__TASK__. Note how many lines in the entries contain the string "logging", then give that number and nothing else.

----- INPUT DATA

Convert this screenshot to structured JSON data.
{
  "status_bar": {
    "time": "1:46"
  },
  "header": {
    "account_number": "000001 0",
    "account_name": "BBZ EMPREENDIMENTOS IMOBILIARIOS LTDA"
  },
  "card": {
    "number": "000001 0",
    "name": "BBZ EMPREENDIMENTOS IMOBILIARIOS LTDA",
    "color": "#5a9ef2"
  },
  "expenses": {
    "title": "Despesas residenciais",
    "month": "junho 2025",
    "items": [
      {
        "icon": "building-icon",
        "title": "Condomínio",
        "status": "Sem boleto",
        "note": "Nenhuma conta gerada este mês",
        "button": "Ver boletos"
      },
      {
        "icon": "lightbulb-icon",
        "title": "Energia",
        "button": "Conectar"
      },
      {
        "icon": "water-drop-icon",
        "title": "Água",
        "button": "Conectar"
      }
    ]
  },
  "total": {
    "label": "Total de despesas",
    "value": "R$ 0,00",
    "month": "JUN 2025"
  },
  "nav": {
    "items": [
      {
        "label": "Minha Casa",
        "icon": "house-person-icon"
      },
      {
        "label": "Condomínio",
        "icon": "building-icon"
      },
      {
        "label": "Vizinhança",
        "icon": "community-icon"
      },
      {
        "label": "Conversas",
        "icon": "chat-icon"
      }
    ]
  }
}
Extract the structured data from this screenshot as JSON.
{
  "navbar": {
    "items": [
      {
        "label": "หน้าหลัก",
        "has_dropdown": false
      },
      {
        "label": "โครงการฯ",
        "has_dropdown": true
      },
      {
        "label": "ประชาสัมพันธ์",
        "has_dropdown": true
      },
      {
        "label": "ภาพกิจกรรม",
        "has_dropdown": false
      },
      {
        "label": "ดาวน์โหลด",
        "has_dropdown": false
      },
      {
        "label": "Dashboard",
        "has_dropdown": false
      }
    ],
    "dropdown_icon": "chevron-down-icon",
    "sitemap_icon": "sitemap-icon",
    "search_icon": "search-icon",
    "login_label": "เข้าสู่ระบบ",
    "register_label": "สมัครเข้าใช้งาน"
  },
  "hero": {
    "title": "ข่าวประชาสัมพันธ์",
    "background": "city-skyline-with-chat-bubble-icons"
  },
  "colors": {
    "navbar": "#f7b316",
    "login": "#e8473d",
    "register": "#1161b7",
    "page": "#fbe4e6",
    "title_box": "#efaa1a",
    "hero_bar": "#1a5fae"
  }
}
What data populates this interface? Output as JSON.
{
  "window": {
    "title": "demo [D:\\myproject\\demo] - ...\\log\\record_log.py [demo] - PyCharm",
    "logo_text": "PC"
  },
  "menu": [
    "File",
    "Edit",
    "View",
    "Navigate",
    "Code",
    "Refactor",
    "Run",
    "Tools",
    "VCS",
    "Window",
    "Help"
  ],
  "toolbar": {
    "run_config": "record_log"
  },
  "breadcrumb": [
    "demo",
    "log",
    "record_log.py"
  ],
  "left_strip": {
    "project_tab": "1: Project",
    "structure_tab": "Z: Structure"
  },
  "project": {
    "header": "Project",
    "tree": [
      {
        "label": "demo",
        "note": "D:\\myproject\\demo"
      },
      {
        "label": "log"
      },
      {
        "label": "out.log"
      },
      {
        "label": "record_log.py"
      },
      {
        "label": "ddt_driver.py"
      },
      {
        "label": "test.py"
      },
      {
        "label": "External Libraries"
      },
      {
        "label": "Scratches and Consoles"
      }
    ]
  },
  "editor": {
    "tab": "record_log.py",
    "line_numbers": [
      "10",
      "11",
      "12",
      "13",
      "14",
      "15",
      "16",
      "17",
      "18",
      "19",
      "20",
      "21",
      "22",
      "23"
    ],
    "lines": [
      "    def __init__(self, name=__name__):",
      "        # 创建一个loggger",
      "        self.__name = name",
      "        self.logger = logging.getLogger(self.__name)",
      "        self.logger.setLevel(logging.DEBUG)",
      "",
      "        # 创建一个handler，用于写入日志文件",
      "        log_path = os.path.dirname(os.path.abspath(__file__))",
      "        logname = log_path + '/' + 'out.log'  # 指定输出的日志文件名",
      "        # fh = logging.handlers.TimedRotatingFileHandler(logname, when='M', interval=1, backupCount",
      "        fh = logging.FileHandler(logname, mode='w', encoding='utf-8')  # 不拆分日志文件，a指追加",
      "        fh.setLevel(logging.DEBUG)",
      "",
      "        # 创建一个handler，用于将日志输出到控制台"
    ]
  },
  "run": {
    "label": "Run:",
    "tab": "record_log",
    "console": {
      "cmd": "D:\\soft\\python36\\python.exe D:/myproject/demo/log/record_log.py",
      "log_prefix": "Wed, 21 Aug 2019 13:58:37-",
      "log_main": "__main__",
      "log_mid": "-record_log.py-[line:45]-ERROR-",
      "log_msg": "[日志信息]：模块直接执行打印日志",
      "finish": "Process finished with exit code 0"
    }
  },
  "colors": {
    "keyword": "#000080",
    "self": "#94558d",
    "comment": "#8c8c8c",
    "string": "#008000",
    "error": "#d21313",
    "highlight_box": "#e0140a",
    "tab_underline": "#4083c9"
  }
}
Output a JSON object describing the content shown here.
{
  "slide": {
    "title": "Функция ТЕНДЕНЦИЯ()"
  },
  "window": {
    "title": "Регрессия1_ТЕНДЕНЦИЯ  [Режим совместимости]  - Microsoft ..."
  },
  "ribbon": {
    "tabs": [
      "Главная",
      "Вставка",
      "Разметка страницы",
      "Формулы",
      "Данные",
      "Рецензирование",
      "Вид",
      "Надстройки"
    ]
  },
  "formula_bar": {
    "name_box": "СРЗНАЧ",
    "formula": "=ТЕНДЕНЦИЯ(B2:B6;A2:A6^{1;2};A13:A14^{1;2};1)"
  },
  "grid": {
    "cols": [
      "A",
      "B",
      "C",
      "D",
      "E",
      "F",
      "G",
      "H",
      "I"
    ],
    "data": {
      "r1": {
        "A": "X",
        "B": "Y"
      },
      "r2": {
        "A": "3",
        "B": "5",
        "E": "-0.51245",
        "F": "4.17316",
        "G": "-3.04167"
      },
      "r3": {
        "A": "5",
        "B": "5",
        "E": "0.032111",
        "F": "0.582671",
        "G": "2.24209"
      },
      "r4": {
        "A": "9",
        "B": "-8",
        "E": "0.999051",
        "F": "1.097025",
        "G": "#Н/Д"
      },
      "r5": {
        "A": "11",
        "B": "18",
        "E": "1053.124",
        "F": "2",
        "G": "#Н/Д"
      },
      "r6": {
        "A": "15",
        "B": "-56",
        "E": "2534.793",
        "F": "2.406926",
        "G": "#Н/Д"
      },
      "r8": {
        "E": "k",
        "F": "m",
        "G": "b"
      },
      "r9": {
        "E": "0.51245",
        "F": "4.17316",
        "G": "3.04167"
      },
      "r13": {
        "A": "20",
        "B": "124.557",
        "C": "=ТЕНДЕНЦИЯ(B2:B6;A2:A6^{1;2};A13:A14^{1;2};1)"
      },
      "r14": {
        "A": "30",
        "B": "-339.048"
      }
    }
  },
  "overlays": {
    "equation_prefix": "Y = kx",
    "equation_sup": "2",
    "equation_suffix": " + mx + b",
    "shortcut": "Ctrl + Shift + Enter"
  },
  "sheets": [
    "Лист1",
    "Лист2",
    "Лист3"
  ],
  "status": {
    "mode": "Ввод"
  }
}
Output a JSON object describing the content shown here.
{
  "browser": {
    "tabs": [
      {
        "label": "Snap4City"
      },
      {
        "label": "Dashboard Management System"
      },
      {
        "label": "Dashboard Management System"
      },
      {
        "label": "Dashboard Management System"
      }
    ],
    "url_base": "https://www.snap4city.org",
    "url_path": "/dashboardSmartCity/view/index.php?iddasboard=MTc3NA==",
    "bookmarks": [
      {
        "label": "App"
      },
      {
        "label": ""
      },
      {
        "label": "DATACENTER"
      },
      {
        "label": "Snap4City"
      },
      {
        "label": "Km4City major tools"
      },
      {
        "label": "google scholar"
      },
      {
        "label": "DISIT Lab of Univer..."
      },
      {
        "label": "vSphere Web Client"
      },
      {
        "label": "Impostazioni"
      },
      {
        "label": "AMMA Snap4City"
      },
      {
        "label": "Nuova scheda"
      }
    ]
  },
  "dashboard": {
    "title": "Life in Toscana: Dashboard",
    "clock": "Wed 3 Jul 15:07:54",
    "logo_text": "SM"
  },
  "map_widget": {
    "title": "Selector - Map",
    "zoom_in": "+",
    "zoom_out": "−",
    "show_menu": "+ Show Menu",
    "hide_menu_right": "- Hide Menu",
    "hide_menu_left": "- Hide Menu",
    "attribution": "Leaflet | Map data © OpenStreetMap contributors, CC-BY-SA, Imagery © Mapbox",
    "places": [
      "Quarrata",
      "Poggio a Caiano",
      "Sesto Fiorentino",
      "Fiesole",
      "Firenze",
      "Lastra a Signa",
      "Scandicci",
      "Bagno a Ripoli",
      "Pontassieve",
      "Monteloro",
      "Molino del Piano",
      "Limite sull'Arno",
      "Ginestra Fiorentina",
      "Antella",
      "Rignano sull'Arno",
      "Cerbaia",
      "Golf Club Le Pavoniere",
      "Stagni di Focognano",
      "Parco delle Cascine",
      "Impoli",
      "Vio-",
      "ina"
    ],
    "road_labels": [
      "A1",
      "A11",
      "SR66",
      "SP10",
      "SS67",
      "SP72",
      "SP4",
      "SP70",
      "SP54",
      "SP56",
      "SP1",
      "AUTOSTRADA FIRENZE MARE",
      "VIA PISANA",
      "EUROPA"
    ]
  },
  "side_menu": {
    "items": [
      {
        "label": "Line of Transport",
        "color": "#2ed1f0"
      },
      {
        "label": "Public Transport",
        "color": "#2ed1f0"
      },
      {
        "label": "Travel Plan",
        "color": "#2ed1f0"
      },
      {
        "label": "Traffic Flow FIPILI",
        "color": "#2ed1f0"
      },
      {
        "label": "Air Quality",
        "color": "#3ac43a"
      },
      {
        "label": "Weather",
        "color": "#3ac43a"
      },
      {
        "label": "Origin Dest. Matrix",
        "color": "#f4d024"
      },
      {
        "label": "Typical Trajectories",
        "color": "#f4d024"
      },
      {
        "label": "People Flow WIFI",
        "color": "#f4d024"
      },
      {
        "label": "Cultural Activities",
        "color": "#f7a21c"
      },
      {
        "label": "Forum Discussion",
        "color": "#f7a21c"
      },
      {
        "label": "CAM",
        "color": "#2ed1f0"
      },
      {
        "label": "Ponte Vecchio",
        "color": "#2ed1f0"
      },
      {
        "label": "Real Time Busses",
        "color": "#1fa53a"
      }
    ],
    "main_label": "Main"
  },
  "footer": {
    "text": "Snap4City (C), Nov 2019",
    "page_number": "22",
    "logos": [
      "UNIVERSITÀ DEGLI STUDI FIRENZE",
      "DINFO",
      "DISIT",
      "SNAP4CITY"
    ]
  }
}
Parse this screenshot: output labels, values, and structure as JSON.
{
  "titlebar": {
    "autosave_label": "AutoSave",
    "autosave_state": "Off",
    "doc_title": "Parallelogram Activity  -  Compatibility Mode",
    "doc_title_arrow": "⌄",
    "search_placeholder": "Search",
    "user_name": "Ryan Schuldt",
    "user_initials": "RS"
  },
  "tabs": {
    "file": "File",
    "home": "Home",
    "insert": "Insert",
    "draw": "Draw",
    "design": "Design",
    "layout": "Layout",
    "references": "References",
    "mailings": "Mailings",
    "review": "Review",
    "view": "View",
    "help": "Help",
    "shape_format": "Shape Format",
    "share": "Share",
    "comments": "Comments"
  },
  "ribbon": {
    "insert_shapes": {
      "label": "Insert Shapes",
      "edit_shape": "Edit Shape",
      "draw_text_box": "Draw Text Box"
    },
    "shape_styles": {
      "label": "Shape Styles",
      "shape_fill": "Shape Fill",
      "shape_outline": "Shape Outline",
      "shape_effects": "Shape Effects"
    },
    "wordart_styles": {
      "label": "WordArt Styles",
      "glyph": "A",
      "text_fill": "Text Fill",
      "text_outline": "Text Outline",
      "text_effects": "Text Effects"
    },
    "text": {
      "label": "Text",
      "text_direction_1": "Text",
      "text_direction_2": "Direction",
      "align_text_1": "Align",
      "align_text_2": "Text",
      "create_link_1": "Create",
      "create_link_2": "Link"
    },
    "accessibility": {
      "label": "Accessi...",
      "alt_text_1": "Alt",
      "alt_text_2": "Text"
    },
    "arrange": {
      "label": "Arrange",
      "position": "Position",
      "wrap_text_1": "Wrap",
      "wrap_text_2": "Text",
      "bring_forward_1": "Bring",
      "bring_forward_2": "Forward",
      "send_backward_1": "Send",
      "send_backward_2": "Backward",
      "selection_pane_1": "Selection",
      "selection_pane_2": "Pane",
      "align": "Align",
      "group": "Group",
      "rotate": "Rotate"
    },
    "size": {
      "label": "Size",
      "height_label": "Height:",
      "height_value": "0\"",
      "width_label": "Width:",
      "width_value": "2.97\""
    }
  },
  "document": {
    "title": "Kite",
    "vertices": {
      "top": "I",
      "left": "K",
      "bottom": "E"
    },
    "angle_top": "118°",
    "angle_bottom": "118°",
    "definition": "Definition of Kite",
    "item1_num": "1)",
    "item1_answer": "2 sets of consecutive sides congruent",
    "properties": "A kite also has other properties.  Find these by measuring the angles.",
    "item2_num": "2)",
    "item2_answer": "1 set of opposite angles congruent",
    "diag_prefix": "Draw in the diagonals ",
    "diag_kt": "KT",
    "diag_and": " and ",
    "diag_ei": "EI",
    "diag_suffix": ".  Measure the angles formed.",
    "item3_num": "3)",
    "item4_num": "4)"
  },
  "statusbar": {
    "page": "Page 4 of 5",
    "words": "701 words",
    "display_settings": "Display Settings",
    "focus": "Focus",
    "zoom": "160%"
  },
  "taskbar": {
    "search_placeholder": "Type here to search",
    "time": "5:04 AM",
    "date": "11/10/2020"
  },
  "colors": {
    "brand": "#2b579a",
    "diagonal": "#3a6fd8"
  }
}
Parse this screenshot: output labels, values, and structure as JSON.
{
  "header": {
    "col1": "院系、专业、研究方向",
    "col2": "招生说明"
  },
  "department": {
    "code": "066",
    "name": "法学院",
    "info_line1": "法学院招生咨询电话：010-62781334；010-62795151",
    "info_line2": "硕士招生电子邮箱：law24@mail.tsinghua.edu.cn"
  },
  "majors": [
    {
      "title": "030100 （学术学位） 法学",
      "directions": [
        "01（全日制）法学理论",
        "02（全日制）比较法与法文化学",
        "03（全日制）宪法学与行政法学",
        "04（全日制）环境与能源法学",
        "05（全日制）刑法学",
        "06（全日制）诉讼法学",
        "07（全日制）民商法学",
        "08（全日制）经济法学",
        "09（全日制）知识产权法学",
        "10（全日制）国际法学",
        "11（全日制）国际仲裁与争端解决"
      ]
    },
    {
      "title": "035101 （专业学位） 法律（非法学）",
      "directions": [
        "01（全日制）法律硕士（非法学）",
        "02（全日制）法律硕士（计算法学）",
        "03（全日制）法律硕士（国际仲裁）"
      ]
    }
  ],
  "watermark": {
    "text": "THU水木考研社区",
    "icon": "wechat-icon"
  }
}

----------

__ANSWER BELOW__. 5